All of the data is to be printed exactly, though the images must be left off.

[SOURCE RECORDS — start]

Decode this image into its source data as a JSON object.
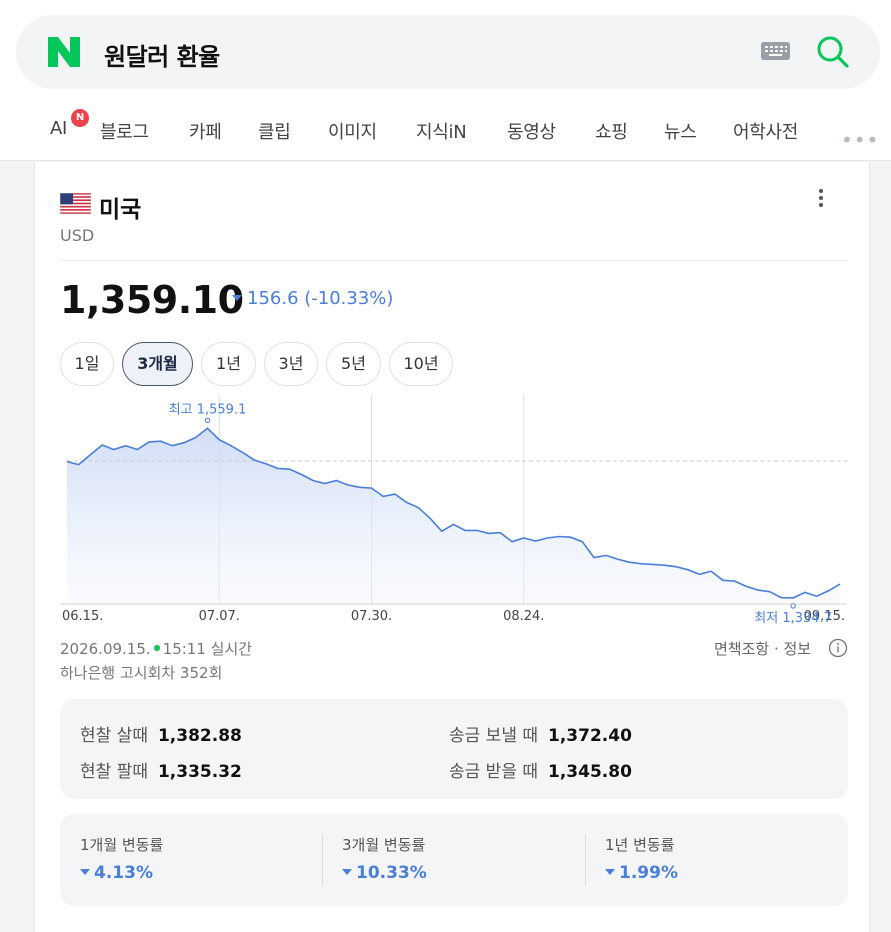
{
  "search": {
    "logo_letter": "N",
    "query": "원달러 환율"
  },
  "tabs": [
    {
      "label": "AI",
      "badge": "N"
    },
    {
      "label": "블로그"
    },
    {
      "label": "카페"
    },
    {
      "label": "클립"
    },
    {
      "label": "이미지"
    },
    {
      "label": "지식iN"
    },
    {
      "label": "동영상"
    },
    {
      "label": "쇼핑"
    },
    {
      "label": "뉴스"
    },
    {
      "label": "어학사전"
    }
  ],
  "more_label": "•••",
  "card": {
    "country": "미국",
    "currency_code": "USD",
    "rate": "1,359.10",
    "change": "156.6 (-10.33%)",
    "periods": [
      "1일",
      "3개월",
      "1년",
      "3년",
      "5년",
      "10년"
    ],
    "active_period": "3개월",
    "timestamp_date": "2026.09.15.",
    "timestamp_time": "15:11 실시간",
    "notice": "하나은행 고시회차 352회",
    "disclaimer": "면책조항 · 정보",
    "cash": {
      "buy_cash_label": "현찰 살때",
      "buy_cash_value": "1,382.88",
      "sell_cash_label": "현찰 팔때",
      "sell_cash_value": "1,335.32",
      "send_label": "송금 보낼 때",
      "send_value": "1,372.40",
      "receive_label": "송금 받을 때",
      "receive_value": "1,345.80"
    },
    "changes": [
      {
        "label": "1개월 변동률",
        "value": "4.13%"
      },
      {
        "label": "3개월 변동률",
        "value": "10.33%"
      },
      {
        "label": "1년 변동률",
        "value": "1.99%"
      }
    ]
  },
  "colors": {
    "brand_green": "#03c75a",
    "line_blue": "#4a7ed8",
    "down_blue": "#4a7ed8",
    "badge_red": "#f0424b"
  },
  "chart_data": {
    "type": "area",
    "x_tick_labels": [
      "06.15.",
      "07.07.",
      "07.30.",
      "08.24.",
      "09.15."
    ],
    "high_label": "최고 1,559.1",
    "low_label": "최저 1,334.7",
    "high": 1559.1,
    "low": 1334.7,
    "reference": 1515.7,
    "values": [
      1515,
      1511,
      1524,
      1537,
      1531,
      1536,
      1531,
      1541,
      1542,
      1536,
      1540,
      1547,
      1559,
      1544,
      1536,
      1527,
      1517,
      1512,
      1506,
      1505,
      1498,
      1490,
      1486,
      1490,
      1484,
      1481,
      1480,
      1469,
      1472,
      1461,
      1454,
      1440,
      1423,
      1432,
      1424,
      1424,
      1420,
      1421,
      1409,
      1414,
      1410,
      1414,
      1416,
      1415,
      1409,
      1388,
      1391,
      1386,
      1382,
      1380,
      1379,
      1378,
      1376,
      1372,
      1366,
      1370,
      1358,
      1357,
      1350,
      1345,
      1343,
      1335,
      1334.7,
      1342,
      1337,
      1344,
      1353
    ],
    "grid": true
  }
}
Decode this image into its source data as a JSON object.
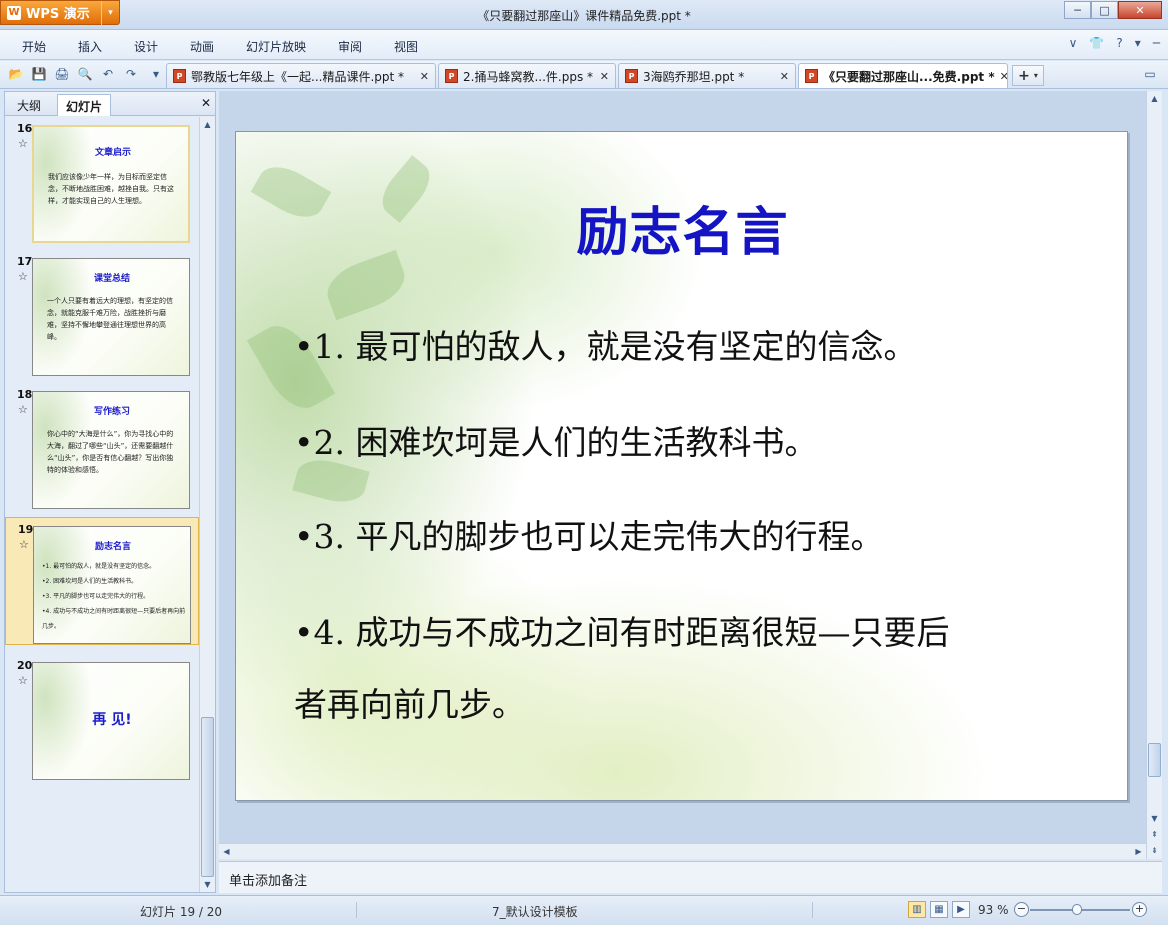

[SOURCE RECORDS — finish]

- _RESULT OF THE EXERCISE_:
Decode this image into its source data as a JSON object.
{
  "search": {
    "logo_letter": "N",
    "query": "원달러 환율"
  },
  "tabs": [
    {
      "label": "AI",
      "badge": "N"
    },
    {
      "label": "블로그"
    },
    {
      "label": "카페"
    },
    {
      "label": "클립"
    },
    {
      "label": "이미지"
    },
    {
      "label": "지식iN"
    },
    {
      "label": "동영상"
    },
    {
      "label": "쇼핑"
    },
    {
      "label": "뉴스"
    },
    {
      "label": "어학사전"
    }
  ],
  "more_label": "•••",
  "card": {
    "country": "미국",
    "currency_code": "USD",
    "rate": "1,359.10",
    "change": "156.6 (-10.33%)",
    "periods": [
      "1일",
      "3개월",
      "1년",
      "3년",
      "5년",
      "10년"
    ],
    "active_period": "3개월",
    "timestamp_date": "2026.09.15.",
    "timestamp_time": "15:11 실시간",
    "notice": "하나은행 고시회차 352회",
    "disclaimer": "면책조항 · 정보",
    "cash": {
      "buy_cash_label": "현찰 살때",
      "buy_cash_value": "1,382.88",
      "sell_cash_label": "현찰 팔때",
      "sell_cash_value": "1,335.32",
      "send_label": "송금 보낼 때",
      "send_value": "1,372.40",
      "receive_label": "송금 받을 때",
      "receive_value": "1,345.80"
    },
    "changes": [
      {
        "label": "1개월 변동률",
        "value": "4.13%"
      },
      {
        "label": "3개월 변동률",
        "value": "10.33%"
      },
      {
        "label": "1년 변동률",
        "value": "1.99%"
      }
    ]
  },
  "colors": {
    "brand_green": "#03c75a",
    "line_blue": "#4a7ed8",
    "down_blue": "#4a7ed8",
    "badge_red": "#f0424b"
  },
  "chart_data": {
    "type": "area",
    "x_tick_labels": [
      "06.15.",
      "07.07.",
      "07.30.",
      "08.24.",
      "09.15."
    ],
    "high_label": "최고 1,559.1",
    "low_label": "최저 1,334.7",
    "high": 1559.1,
    "low": 1334.7,
    "reference": 1515.7,
    "values": [
      1515,
      1511,
      1524,
      1537,
      1531,
      1536,
      1531,
      1541,
      1542,
      1536,
      1540,
      1547,
      1559,
      1544,
      1536,
      1527,
      1517,
      1512,
      1506,
      1505,
      1498,
      1490,
      1486,
      1490,
      1484,
      1481,
      1480,
      1469,
      1472,
      1461,
      1454,
      1440,
      1423,
      1432,
      1424,
      1424,
      1420,
      1421,
      1409,
      1414,
      1410,
      1414,
      1416,
      1415,
      1409,
      1388,
      1391,
      1386,
      1382,
      1380,
      1379,
      1378,
      1376,
      1372,
      1366,
      1370,
      1358,
      1357,
      1350,
      1345,
      1343,
      1335,
      1334.7,
      1342,
      1337,
      1344,
      1353
    ],
    "grid": true
  }
}
Decode this image into its source data as a JSON object.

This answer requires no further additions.